I recently read in a YA novel (don't judge) that "you can decorate absence however you want- but you're still gonna feel what’s missing.”* It caused me pause. In part, because of ideas that were ruminating all summer about what I wanted my work to convey, what I needed it to be, and a tearful conversation that bubbled over between myself and two professors that I greatly admire. Good tears. Meaningful and relevant tears about a real loss and absence I was feeling as a result of the long-distance relationship with my husband.
The revelation, in the form of crying, in public no less, allowed real head space about the projected works. I was complicating and conflating - DECORATING - a real void. If what I loved most about Two Headed Husband (see below) was documenting the freckles of my husbands back, why can't that be the whole drawing? Why not make the work that I need to make?
"You can decorate absence however you want but you're still gonna feel what’s missing.”
Two Headed Husband, graphite on paper 2016
Throughout the course of the next year, I may check-in, share a bit, about my research, the successes and failures on my path to create a really meaningful body of work. Pun intended.
I want to give purpose to the loss of time; the act of painting fills this void. Paint becomes the conduit for presence, a medium for an alternate state of being, in a space that I can occupy with my husband. Giving physicality to an emotion, an invisible wound of longing, this series is a physical marker about longing for my family.

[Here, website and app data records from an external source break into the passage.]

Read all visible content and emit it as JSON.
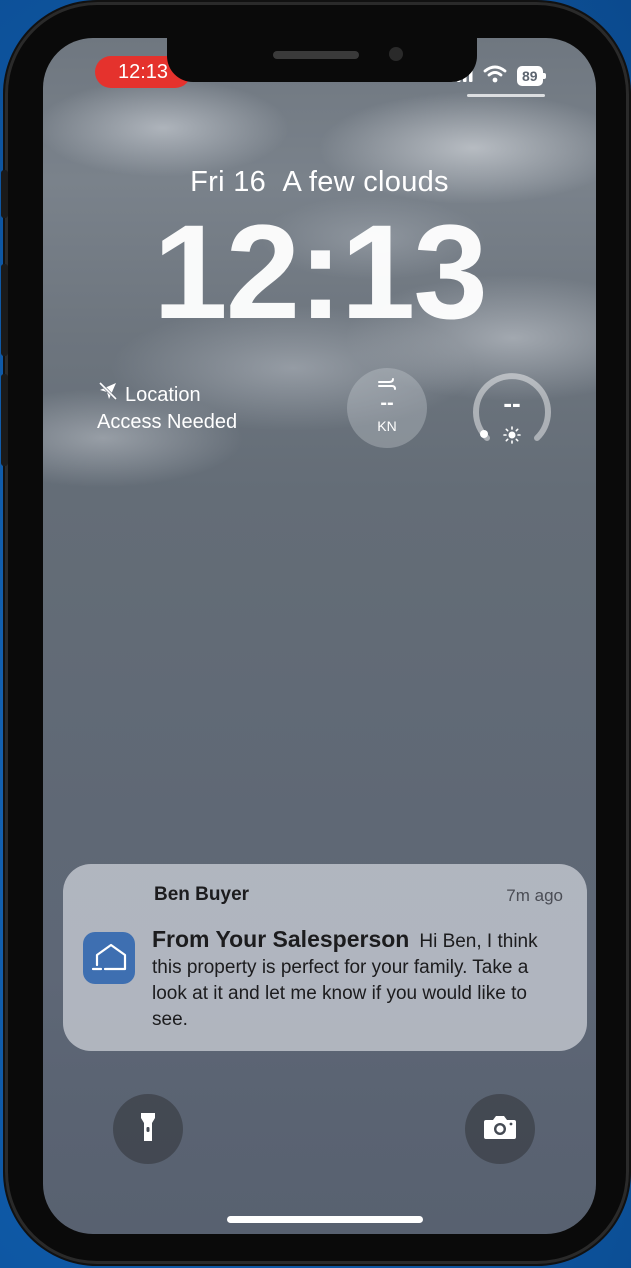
{
  "status_bar": {
    "time": "12:13",
    "battery": "89",
    "signal_icon": "signal-bars-icon",
    "wifi_icon": "wifi-icon",
    "accent_color": "#e5322d"
  },
  "lock_screen": {
    "date": "Fri 16",
    "weather": "A few clouds",
    "time": "12:13"
  },
  "widgets": {
    "location": {
      "icon": "location-off-icon",
      "line1": "Location",
      "line2": "Access Needed"
    },
    "wind": {
      "icon": "wind-arrow-icon",
      "value": "--",
      "unit": "KN"
    },
    "uv": {
      "icon": "sun-icon",
      "value": "--"
    }
  },
  "notification": {
    "sender": "Ben Buyer",
    "time_ago": "7m ago",
    "app_icon": "home-icon",
    "title": "From Your  Salesperson",
    "message": "Hi Ben,  I think this property is perfect for your family. Take a look at it and let me know if you would like to see."
  },
  "bottom_controls": {
    "left": "flashlight-icon",
    "right": "camera-icon"
  }
}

Here are some small works in progress, a first pass of many layers of oil painting that begin that conversation:
*Siobhan Vivian, Same Difference